BAMAKO – West African leaders visiting Mali pressed Sunday for the release of ousted President Ibrahim Boubacar Keita amid mounting speculation that he could be flown out of the country after thousands showed support for the military coup that toppled him.
The 75-year-old Keita has been in the custody of the ruling military junta for five days at the barracks where the government overthrow originated. The 15-nation regional bloc known as ECOWAS has demanded Keita's reinstatement, though with a wave of public support for his ouster it appeared increasingly unlikely Sunday he would return to power.
ECOWAS had earlier demanded that Keita be reinstated and said it would mobilize a regional standby military force. But a demonstration by thousands of Malians showing their support for the coup in the streets of Bamako on Friday made it more difficult for the regional leaders to sideline the junta.
Among the destinations where Keita could go is neighboring Senegal, which hosted Amadou Toumani Toure, the last democratically elected Malian president overthrown in a similar 2012 coup.
African countries and the wider international community have expressed alarm over the coup d’etat, which deposed Keita three years before his final term was due to end. Mali has been fighting against Islamic extremists with heavy international support for more than seven years, and jihadists have previously used power vacuums in Mali to expand their territory.
The high-level delegation, led by Nigeria’s former president, Goodluck Jonathan, held talks with the junta, including Col. Assimi Goita, who has declared himself the group’s leader. The regional delegation also met with Keita and the other detained officials.
After the brief meetings, few details were given, but Jonathan did say that Keita was doing well.
“We have seen the president IBK and he is very well,” Jonathan said, referring to Keita as many do by using his initials.
Hours after Keita was detained Tuesday after his home, the democratically elected president announced his resignation on state broadcaster ORTM saying he did not want any blood to be shed for him to stay in power. By early Wednesday, soldiers took to the airwaves calling themselves the National Committee for the Salvation of the People.
While the new military leaders have insisted they intend to hand over power to a civilian transitional government, West Africa has seen a large number of putschists prolong the transitional period so that the military stays in power. In the case of Mali, it took nearly 18 months after the 2012 coup for democratic elections to resume.
It was Keita himself who won that 2013 vote in a landslide, only to see his popularity plummet after his 2018 reelection as the Malian army faced punishing losses from jihadist attacks. Then after dozens of legislative elections were disputed this spring, demonstrators began taking to the streets calling for his resignation.
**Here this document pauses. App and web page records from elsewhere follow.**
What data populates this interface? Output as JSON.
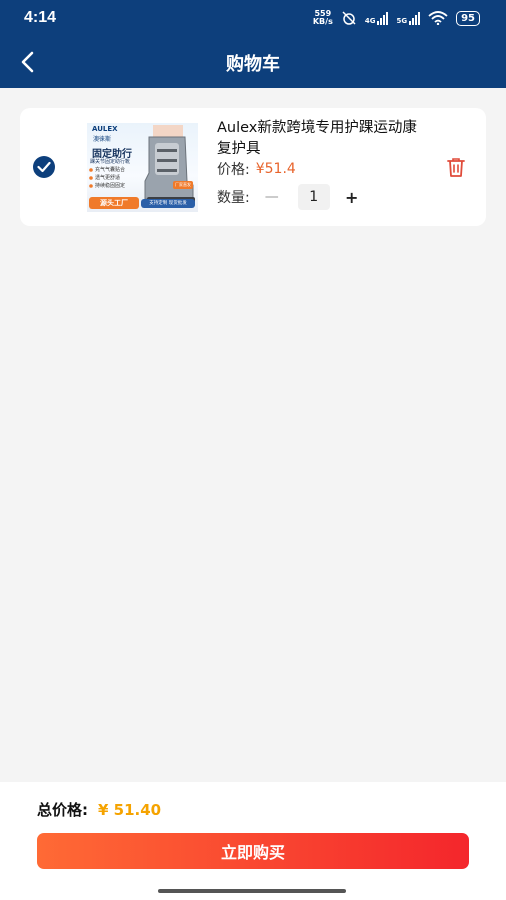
{
  "status_bar": {
    "time": "4:14",
    "net_speed_value": "559",
    "net_speed_unit": "KB/s",
    "signal_1": "4G",
    "signal_2": "5G",
    "battery": "95"
  },
  "nav": {
    "title": "购物车"
  },
  "cart_item": {
    "title": "Aulex新款跨境专用护踝运动康复护具",
    "price_label": "价格:",
    "price": "¥51.4",
    "qty_label": "数量:",
    "qty_minus": "—",
    "quantity": "1",
    "qty_plus": "+",
    "image": {
      "brand": "AULEX",
      "brand_cn": "澳徕斯",
      "headline": "固定助行",
      "subline": "踝关节固定助行靴",
      "features": [
        "充气气囊贴合",
        "透气更舒适",
        "持续稳固固定"
      ],
      "tag": "源头工厂",
      "tag2": "支持定制 现货批发",
      "stamp": "厂家直发"
    }
  },
  "footer": {
    "total_label": "总价格:",
    "total_value": "¥ 51.40",
    "buy_label": "立即购买"
  },
  "colors": {
    "primary": "#0d3f7c",
    "price": "#e8642c",
    "total": "#f5a300",
    "button_start": "#ff6a35",
    "button_end": "#f4262c"
  }
}
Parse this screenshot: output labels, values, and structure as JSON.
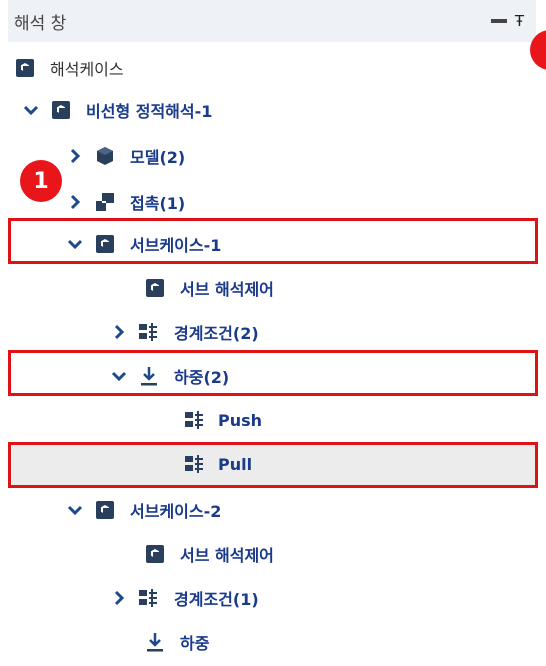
{
  "header": {
    "title": "해석 창",
    "minimize_icon": "minimize-icon",
    "pin_icon": "pin-icon",
    "pin_glyph": "Ŧ"
  },
  "badge": {
    "number": "1"
  },
  "tree": {
    "root": {
      "label": "해석케이스"
    },
    "case": {
      "label": "비선형 정적해석-1"
    },
    "model": {
      "label": "모델(2)"
    },
    "contact": {
      "label": "접촉(1)"
    },
    "subcase1": {
      "label": "서브케이스-1"
    },
    "subcase1_control": {
      "label": "서브 해석제어"
    },
    "subcase1_bc": {
      "label": "경계조건(2)"
    },
    "subcase1_load": {
      "label": "하중(2)"
    },
    "load_push": {
      "label": "Push"
    },
    "load_pull": {
      "label": "Pull"
    },
    "subcase2": {
      "label": "서브케이스-2"
    },
    "subcase2_control": {
      "label": "서브 해석제어"
    },
    "subcase2_bc": {
      "label": "경계조건(1)"
    },
    "subcase2_load": {
      "label": "하중"
    }
  },
  "colors": {
    "highlight": "#e01216",
    "text_blue": "#1a3a8a",
    "icon_dark": "#2a3f5c",
    "header_bg": "#eef1f6",
    "selection_bg": "#ececec"
  }
}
He offered concessions and regional mediators intervened, but his opponents made it clear they would accept nothing short of his departure.
On Friday, Mali's opposition coalition, the M5-RFP, welcomed the ouster of Keita insisted they remained “deeply attached to democracy.”